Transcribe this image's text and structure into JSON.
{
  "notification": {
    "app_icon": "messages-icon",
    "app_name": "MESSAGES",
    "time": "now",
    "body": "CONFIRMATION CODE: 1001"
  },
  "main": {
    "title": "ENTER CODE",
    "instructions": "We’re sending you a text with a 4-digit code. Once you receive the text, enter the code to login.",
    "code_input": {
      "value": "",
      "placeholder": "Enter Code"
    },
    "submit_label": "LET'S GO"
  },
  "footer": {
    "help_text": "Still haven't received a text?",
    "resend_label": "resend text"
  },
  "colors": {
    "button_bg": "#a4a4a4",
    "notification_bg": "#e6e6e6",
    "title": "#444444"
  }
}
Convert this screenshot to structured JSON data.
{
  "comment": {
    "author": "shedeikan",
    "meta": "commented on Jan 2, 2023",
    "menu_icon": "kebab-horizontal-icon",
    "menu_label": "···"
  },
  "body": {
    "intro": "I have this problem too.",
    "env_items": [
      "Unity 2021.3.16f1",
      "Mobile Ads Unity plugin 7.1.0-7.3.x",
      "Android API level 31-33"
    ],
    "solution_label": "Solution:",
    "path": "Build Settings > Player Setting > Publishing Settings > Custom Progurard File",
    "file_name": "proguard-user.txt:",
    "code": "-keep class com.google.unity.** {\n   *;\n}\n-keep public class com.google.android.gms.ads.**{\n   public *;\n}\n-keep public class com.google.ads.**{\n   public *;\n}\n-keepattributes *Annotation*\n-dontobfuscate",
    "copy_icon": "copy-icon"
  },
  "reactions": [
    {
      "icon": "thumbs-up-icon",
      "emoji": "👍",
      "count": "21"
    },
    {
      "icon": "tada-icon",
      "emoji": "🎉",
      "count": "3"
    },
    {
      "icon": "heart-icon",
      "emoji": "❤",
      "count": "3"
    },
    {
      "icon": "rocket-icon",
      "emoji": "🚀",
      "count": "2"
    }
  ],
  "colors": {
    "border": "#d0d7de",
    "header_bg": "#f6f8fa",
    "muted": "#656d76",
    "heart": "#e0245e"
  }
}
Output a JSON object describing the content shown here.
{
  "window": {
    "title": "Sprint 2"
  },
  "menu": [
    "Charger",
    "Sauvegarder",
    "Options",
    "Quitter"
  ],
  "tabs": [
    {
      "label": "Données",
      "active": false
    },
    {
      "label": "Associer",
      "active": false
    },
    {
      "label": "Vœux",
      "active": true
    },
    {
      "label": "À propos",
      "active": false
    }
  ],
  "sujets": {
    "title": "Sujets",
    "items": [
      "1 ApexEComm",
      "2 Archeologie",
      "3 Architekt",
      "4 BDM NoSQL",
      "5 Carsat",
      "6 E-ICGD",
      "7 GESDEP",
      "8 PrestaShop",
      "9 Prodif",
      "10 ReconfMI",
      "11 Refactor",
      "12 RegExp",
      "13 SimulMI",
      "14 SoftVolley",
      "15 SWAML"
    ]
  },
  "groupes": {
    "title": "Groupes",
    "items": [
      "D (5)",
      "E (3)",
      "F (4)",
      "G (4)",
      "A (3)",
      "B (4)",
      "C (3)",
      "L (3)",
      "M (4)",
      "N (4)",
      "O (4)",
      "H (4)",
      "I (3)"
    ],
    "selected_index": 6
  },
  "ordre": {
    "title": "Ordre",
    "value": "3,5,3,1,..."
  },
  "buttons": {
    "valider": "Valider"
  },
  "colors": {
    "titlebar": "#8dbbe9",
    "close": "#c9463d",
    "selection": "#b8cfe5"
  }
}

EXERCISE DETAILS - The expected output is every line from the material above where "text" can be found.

EXPECTED ANSWER -
Transcribe this image's text and structure into JSON.
    "instructions": "We’re sending you a text with a 4-digit code. Once you receive the text, enter the code to login.",
    "help_text": "Still haven't received a text?",
    "resend_label": "resend text"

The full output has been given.